Filing for bankruptcy relief can be a great first step toward better financial health. But before you take that step, you should understand how bankruptcy can affect you and your assets. In a chapter 7 bankruptcy, the debts are paid by liquidating (selling) your assets. But each state has different laws on which assets are protected from liquidation, making the effects of bankruptcy in WV likely different than in another state.
Understanding the Process and the Effects of Bankruptcy in WV
The protection from creditors provided by filing bankruptcy offers much needed relief from the weight of bills you cannot afford to pay. Your credit report may take a hit temporarily, but carrying more debt than you can afford to pay is also harmful. Below is a summary of chapter 7 bankruptcy in WV. Consulting with a WV bankruptcy lawyer is also very important to help you understand the process and the effects of bankruptcy in WV.
Chapter 7 Bankruptcy in WV
In order to file a chapter 7 bankruptcy, a debtor must take a means test to show a lack of sufficient disposable income to repay accrued debts. Because of the use of the means test, chapter 7 is generally not an option for individuals with significant assets.
Once a debtor has qualified for chapter 7 relief, the bankruptcy court appoints a trustee to sell a debtor’s assets to pay creditors a portion of what is owed to them. Creditors can also try to have certain debts not discharged or ask the court for relief from the automatic stay that prevents them from collecting any debt during the bankruptcy. The effects of bankruptcy in WV not being discharged means that a debtor is still responsible for his or her debts.
A bankruptcy discharge occurs near the end of a bankruptcy case and is the court order that officially wipes out the listed debts. In a chapter 7 bankruptcy in WV, debts will most likely be discharged four months to six months after the debtor filed for bankruptcy.
Once a debtor has been discharged, creditors can no longer try to collect those debts from the debtor. The bankruptcy case ends when the bankruptcy court issues its final decree.
Debts that Cannot Be Discharged in a Chapter 7 Bankruptcy
Most debts discharged in a chapter 7 bankruptcy are unsecured debt, meaning debt that is not tied to collateral—like a house or car. Common examples of unsecured debt include medical and credit card bills.
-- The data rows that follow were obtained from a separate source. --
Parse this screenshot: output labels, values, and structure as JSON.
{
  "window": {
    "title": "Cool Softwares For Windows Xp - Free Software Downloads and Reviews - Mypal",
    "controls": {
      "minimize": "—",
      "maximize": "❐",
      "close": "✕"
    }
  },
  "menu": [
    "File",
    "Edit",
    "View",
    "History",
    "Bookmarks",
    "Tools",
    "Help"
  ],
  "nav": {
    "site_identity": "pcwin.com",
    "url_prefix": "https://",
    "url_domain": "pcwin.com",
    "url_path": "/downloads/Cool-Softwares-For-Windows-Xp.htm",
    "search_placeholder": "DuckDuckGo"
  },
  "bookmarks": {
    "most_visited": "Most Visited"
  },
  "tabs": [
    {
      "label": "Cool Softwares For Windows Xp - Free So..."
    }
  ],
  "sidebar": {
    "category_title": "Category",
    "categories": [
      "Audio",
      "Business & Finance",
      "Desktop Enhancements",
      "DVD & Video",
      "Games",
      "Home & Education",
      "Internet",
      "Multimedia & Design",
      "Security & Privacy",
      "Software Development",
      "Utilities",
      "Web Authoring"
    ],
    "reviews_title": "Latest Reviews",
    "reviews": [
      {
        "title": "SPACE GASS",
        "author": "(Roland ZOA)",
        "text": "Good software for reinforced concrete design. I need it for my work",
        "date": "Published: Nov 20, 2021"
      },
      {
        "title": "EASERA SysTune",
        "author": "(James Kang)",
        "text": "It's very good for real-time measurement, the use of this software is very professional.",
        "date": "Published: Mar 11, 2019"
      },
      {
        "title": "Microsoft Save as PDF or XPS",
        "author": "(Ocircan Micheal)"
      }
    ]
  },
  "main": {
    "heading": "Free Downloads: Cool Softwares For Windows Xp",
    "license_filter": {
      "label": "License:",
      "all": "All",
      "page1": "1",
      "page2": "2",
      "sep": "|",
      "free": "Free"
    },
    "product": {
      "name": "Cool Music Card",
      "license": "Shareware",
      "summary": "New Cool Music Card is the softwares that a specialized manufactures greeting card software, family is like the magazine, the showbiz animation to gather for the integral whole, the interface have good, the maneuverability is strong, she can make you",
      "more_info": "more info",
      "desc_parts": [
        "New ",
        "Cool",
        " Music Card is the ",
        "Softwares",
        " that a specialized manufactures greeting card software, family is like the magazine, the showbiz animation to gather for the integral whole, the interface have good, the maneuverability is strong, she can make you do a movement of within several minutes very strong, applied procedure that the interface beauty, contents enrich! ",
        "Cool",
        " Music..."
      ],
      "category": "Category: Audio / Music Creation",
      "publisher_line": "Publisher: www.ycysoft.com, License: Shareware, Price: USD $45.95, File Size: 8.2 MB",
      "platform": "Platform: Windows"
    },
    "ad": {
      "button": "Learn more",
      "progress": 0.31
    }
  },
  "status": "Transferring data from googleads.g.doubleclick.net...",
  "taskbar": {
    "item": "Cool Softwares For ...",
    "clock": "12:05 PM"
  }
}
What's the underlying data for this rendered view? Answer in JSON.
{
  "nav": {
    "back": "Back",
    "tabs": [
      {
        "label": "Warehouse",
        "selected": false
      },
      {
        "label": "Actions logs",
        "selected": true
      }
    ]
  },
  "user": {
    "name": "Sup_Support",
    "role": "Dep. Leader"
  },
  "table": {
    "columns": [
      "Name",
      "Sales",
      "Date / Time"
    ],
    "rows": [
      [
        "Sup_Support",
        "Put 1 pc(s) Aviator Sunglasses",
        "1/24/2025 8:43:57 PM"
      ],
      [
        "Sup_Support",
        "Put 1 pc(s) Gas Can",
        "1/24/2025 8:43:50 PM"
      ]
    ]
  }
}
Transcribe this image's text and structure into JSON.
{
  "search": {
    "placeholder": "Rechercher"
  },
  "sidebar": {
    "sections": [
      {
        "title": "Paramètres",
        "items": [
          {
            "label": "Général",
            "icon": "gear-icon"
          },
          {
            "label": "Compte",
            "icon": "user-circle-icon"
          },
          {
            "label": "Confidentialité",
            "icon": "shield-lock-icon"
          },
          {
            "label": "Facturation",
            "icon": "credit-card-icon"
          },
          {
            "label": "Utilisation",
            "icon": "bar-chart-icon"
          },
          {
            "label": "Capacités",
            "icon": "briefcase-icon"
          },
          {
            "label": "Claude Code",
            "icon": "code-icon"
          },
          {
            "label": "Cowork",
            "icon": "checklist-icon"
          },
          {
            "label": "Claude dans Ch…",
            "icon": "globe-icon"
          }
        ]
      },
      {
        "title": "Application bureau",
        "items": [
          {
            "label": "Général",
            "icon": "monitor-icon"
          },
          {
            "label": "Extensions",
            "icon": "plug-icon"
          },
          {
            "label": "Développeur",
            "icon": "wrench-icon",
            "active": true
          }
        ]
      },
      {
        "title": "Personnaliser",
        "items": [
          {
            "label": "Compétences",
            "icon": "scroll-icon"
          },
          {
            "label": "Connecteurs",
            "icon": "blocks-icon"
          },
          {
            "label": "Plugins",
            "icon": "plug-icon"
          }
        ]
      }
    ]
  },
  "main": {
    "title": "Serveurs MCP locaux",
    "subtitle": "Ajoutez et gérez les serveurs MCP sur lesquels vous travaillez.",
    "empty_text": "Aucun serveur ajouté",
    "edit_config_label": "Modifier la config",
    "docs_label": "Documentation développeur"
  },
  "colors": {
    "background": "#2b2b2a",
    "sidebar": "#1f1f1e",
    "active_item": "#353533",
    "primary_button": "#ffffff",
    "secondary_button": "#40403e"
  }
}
However, some debts are not dischargeable in a chapter 7 bankruptcy proceeding. These include things like the following:
- Child support;
- Tax liens, depending on how old they are;
- Debts for willful and malicious injury to a person or property;
- Debts for injury or death caused by debtor driving while intoxicated; and
- Any debts not listed when the debtor filed for bankruptcy.
WV Bankruptcy Exemptions
Although bankruptcy is generally governed by federal law, in West Virginia, a debtor cannot use federal bankruptcy exemptions, only state bankruptcy exemptions. WV bankruptcy exemptions determine how much property you can keep and minimize what you have to pay creditors.
In West Virginia, the assets that are exempt from sale to repay creditors include items like these:
- Home equity in the debtor’s residence (up to $25,000 for a single filer or $50,000 for married debtors);
- Equity in a motor vehicle (up to $2,400);
- Pensions and Social Security benefits
- Tools used in the debtor’s profession (up to $1,500);
- Jewelry (up to $1,000); and
- Health aids prescribed by a professional.
However, if you have a second home, a second car, a boat, collections, those items as well as bank accounts can be sold to replay your creditors.
An experienced WV bankruptcy attorney can look at your assets and help figure out what is likely to be sold to pay off debts and which assets are at least partially protected by WV bankruptcy exemption laws.
The Effects of Bankruptcy in WV: What Happens after a Bankruptcy Discharge?
Once there is a bankruptcy discharge, creditors cannot come after the debtor for any of the debts that have been discharged. This should be a big relief for a debtor and hopefully help the debtor become financially solvent and begin to rebuild his or her credit.
Your credit may initially take a hit when you file bankruptcy, but it was likely already weak if you were carrying more debt than you could afford to pay. Still, many who manage their finances carefully following bankruptcy and take care not to grow their debt again find that their credit scores show recovery after as little as one year. Moreover, the discharge frees up disposable income, allowing you to live and pay your expenses more comfortably. If you would like to know more about the effects of bankruptcy in WV, Jason Harwood is a WV bankruptcy attorney, who can help WV residents figure out the complexities of bankruptcy in West Virginia and put you on the road to solvency. Contact Jason by calling 304-752-5015 or by completing the firm’s contact form.